An Open Letter & Open Report / The Old Man

From: HK Edgerton []
Date: Tue, Jan 10, 2017
Subject: An Open Letter & Open Report / The Old Man
To: siegels1 []

Dear Ms. Lunelle,

On Monday morning, January 9, 2017, as I stood on the side of the road of Highway 9 with the Southern Cross in hand, a car would pull into the driveway just behind me,
and an elderly man would exit and slowly make his way to where I stood.

“Mr. Edgerton, I have read and listened to you on You Tube for a long time now, and have always wanted to stop and talk to you. My mom and dad used to tell my brothers
and sisters, and myself, that history was supposed to be a full account of the past. However, as you teach, there is a huge discord between what is written, and taught in
our schools about the Southern people who stood against the illegal invasion of our homeland, and the relations between them, and their servants that they seldom referred
to as slaves. That history, they said, was a circle of attitudes going around looking to repeat itself, and that one must work hard to understand it, in order to make the future
better for one self and his fellow man.

“However, when I listen to Al Sharpton, who has so much blood on his hands, urging people to civil disobedience against our incoming President, and those he chooses to
help run our country, I see the head hireling just like the boot blacks of Reconstruction; licentious, heart-rending, and not worthy of the title of Reverend. Only looking
to increase his coffers and personal wealth at the expense of an honorable people, both Red, Yellow, Black and White. I believe if we are to move forward, we must
absterge our society of his, and his kind of the evil rhetoric against the men and women embodied to regulate the safety and welfare of our people, just like those who
stood to stop an illegal invasion of the South.

“As a Southern Black man, I applaud your bravery and efforts to shed a light on truth that will set us all free on both sides of the Mason Dixon. May God keep you
safe young man.” He would hug and salute me with the perfection of a trained soldier, and reach into his pocket, and hand me a twenty dollar bill to aid in my expenses.

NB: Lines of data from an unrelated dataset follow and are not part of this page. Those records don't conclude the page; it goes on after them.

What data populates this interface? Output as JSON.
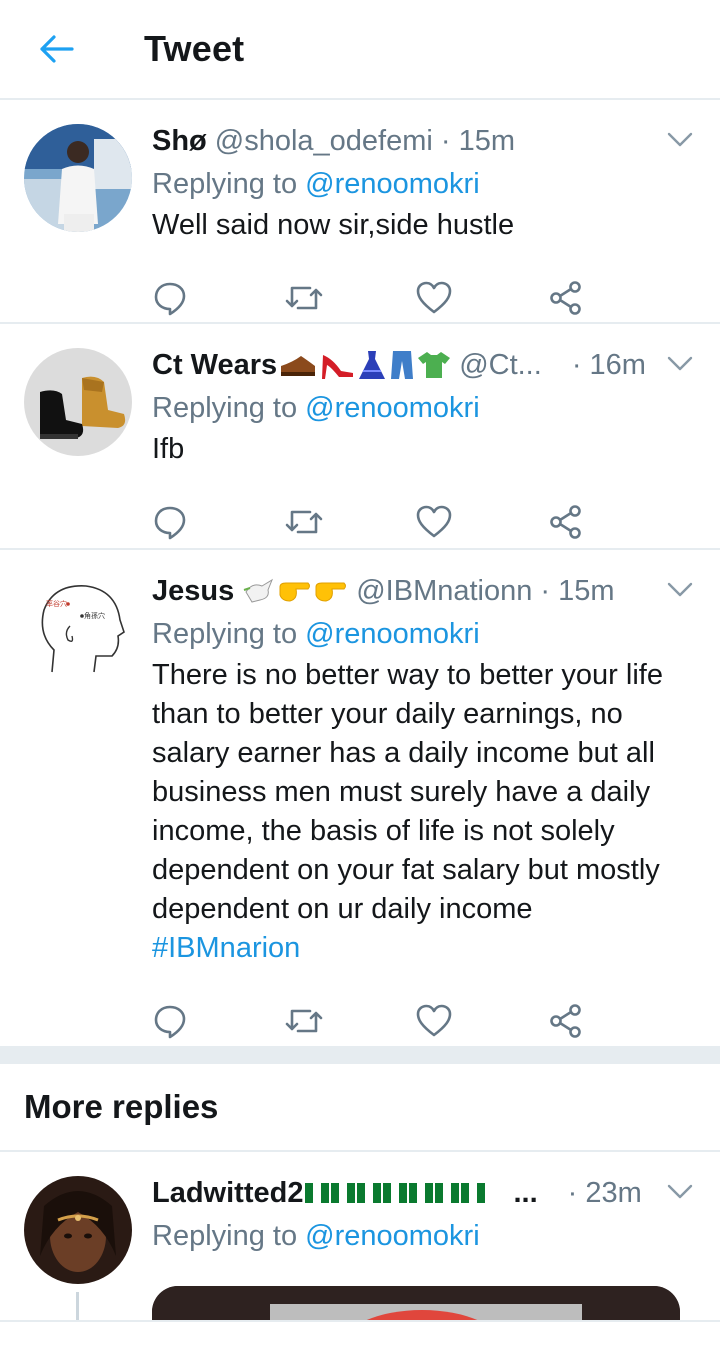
{
  "header": {
    "title": "Tweet",
    "back_icon": "back-arrow-icon",
    "accent": "#1da1f2"
  },
  "tweets": [
    {
      "name": "Shø",
      "handle": "@shola_odefemi",
      "time": "· 15m",
      "replying_label": "Replying to",
      "replying_to": "@renoomokri",
      "text": "Well said now sir,side hustle"
    },
    {
      "name": "Ct Wears",
      "name_emojis": [
        "shoe",
        "high-heel",
        "dress",
        "jeans",
        "tshirt"
      ],
      "handle": "@Ct...",
      "time": "· 16m",
      "replying_label": "Replying to",
      "replying_to": "@renoomokri",
      "text": "Ifb"
    },
    {
      "name": "Jesus",
      "name_emojis": [
        "dove",
        "point-right",
        "point-right"
      ],
      "handle": "@IBMnationn",
      "time": "· 15m",
      "replying_label": "Replying to",
      "replying_to": "@renoomokri",
      "text": "There is no better way to better your life than to better your daily earnings, no salary earner has a daily income but all business men must surely have a daily income, the basis of life is not solely dependent on your fat salary but mostly dependent on ur daily income",
      "hashtag": "#IBMnarion",
      "avatar_text_1": "率谷穴",
      "avatar_text_2": "角孫穴"
    }
  ],
  "more_replies": {
    "title": "More replies",
    "tweet": {
      "name": "Ladwitted2",
      "name_suffix": "...",
      "time": "· 23m",
      "replying_label": "Replying to",
      "replying_to": "@renoomokri"
    }
  },
  "colors": {
    "link": "#1b95e0",
    "secondary_text": "#657786",
    "divider": "#e6ecf0",
    "icon": "#657786"
  }
}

I found myself with teared eyes as he slowly made his way back to his car and pulled away. I knew that it was time to go, as those tears began to turn to ice.
God bless you!

Your brother,


Honorary Member, Dixie Defenders Sons of Confederate Veterans